Responding to Negative Online Posts about Your Business  

PDF
November 3, 2020
Max Goodman and Ryan Jacobson
SmithAmundsen Hospitality Alert

Industries

Subscribe

Every business struggles with negative online reviews. Unless the negative post directly violates hosts’ terms-of-use, it is highly unlikely that the host site (e.g. Yelp, Glassdoor, Instagram, etc.) will remove the post. Host sites like Yelp are also immune from most lawsuits under Section 230 of the Communications Decency Act so a lawsuit against those entities is not the answer. Best practices for responding to offending posts depends on if the post is merely negative or if it is also defamatory. Dealing with either type of review requires focusing on minimizing the effect of the post and resisting the urge to respond in a way that compounds the damage to your reputation.

ADDRESSING NEGATIVE REVIEWS

Your goal in responding to a negative review is to impress readers with your responsiveness and attention to customer service. Your purpose in responding to a negative post is not to win over the post’s author.

Do’s and Don’ts of Responding to Negative Reviews:

Example of a negative but non-defamatory post:

This restaurant has horrible food and worse customer service. - John

Example (appropriate) response:

Hi John – my name is Jack and I am this restaurant’s owner. I am so sorry to hear about your experience with us and I’d be thrilled to give you a refund and apologize personally. I sent you a direct message to learn more about your experience and to try to make this right. Thank you.

Whoever sees the negative post will also see your prompt, polite response showing that your business takes customer service seriously. If your business does not have many reviews or if a negative review appears prominently, consider encouraging your best customers, friends or family to leave honest (and hopefully, glowing) reviews to provide a more accurate evaluation of your business and to push negative reviews out of the spotlight.

CONFRONTING DEFAMATORY POSTS

If a post about your business is defamatory, rather than merely negative, you have more options to address it. Generally, defamation is a false statement of fact damaging to one’s reputation.

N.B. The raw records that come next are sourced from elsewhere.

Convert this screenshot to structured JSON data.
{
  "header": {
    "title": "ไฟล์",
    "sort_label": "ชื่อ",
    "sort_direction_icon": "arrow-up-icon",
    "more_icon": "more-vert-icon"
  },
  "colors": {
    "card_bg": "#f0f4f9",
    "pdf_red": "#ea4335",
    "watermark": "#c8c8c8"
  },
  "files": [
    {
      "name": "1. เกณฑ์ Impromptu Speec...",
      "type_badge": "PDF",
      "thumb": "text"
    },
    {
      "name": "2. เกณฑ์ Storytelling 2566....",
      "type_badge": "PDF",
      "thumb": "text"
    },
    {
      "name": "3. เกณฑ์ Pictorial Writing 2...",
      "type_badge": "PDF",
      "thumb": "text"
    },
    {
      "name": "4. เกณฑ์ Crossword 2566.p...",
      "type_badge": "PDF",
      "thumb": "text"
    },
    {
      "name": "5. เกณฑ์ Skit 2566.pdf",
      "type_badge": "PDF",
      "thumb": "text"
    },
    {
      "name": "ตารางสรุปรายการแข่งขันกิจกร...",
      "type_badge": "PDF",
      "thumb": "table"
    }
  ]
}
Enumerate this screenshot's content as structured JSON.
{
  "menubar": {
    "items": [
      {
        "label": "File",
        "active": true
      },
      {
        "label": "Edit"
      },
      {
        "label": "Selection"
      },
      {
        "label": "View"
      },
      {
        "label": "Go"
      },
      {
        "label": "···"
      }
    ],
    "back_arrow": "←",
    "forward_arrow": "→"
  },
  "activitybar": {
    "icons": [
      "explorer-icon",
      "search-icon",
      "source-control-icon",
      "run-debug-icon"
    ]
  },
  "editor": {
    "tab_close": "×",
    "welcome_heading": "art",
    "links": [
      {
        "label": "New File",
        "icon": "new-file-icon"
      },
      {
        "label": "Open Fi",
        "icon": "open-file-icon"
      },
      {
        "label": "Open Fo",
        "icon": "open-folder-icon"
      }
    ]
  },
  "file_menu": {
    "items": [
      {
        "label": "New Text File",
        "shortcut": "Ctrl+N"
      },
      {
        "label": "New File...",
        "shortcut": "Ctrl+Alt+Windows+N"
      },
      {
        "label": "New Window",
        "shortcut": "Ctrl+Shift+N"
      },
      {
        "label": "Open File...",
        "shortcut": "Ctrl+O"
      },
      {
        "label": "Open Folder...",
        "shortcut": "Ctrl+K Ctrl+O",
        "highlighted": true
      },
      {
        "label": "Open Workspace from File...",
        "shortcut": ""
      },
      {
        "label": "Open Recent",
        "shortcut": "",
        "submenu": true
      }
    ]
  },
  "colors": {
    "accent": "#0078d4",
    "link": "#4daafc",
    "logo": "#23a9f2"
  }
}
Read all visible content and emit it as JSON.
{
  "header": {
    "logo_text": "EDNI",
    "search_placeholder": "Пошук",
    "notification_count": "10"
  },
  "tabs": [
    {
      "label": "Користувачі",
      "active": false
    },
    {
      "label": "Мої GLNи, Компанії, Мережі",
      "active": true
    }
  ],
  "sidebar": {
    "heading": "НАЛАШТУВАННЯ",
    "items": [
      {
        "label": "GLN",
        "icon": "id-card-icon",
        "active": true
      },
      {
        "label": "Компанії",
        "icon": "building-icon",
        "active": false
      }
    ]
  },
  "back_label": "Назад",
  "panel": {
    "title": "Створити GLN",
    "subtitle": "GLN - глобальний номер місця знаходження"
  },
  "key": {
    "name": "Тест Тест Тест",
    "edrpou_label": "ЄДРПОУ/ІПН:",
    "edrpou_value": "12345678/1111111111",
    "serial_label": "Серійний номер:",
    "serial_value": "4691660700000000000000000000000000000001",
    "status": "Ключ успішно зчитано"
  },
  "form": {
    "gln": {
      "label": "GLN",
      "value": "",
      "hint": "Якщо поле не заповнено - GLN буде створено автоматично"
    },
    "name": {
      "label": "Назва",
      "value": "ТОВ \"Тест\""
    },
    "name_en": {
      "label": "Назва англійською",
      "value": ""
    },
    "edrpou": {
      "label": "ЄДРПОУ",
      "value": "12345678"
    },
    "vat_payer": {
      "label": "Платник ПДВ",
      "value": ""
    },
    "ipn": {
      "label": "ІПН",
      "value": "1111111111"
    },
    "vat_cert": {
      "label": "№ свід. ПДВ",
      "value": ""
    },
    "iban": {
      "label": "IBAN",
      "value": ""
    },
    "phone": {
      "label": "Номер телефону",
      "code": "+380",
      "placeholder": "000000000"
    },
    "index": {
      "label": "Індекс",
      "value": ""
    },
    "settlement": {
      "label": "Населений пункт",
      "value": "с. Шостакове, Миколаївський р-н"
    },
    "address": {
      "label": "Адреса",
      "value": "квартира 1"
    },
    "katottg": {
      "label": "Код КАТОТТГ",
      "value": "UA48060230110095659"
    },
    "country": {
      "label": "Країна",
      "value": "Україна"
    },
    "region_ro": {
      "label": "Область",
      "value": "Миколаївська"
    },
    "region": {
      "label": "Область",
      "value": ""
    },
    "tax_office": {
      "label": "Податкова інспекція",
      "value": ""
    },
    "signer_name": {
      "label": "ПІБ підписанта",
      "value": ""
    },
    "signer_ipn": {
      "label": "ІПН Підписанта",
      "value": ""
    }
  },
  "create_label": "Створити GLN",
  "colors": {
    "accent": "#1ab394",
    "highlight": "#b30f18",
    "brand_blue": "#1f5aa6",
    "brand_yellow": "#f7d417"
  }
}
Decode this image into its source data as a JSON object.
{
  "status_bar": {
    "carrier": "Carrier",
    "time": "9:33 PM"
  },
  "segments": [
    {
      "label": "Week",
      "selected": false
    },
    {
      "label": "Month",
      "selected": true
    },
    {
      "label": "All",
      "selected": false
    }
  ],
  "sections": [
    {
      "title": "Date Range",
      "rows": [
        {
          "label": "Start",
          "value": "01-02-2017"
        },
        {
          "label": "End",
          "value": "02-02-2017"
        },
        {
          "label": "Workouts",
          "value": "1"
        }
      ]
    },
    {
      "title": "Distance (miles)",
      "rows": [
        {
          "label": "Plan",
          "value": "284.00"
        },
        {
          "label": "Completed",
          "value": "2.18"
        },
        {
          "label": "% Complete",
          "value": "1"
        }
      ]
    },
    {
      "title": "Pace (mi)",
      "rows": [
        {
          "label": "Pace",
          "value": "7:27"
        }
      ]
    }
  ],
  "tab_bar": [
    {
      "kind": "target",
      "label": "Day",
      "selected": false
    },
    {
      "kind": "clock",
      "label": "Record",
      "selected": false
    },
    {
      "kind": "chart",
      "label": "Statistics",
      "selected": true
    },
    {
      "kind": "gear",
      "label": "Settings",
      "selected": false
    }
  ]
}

Neither opinions nor true statements are actionable as defamation. While our freedom of speech is not limited to compliments, false accusations of illegal practices or fraud are not protected speech.

Example defamatory post:

            This restaurant owner is a dirty thief who cheats on his taxes and drinks on the job.

Assuming the above statement is false, it is potentially defamatory. If you believe a particular post about you or your business may be defamatory, you should immediately consult an attorney with internet defamation law and reputation management experience.

Defamation suits must be brought within one year of publication. If the author’s identity is unknown, it is possible to subpoena the hosting site or internet service provider for identifying information about the author. Lawsuits are unfortunately, expensive and they will not usually provide quick resolution. Often a cease-and-desist letter from an attorney specializing in this area of law to the author of the defamatory post will, however, succeed in encouraging the voluntarily removal of the post. Cease and desist letters are a low-cost option with the possibility of quickly resolving this issue.

Online reputation management requires diligently monitoring your online presence and responding to negative posts promptly, professionally, and with brevity. To address speech harmful to your business, investing in experienced counsel can quickly remove the offending speech and guide a response that allows you to re-focus on your business.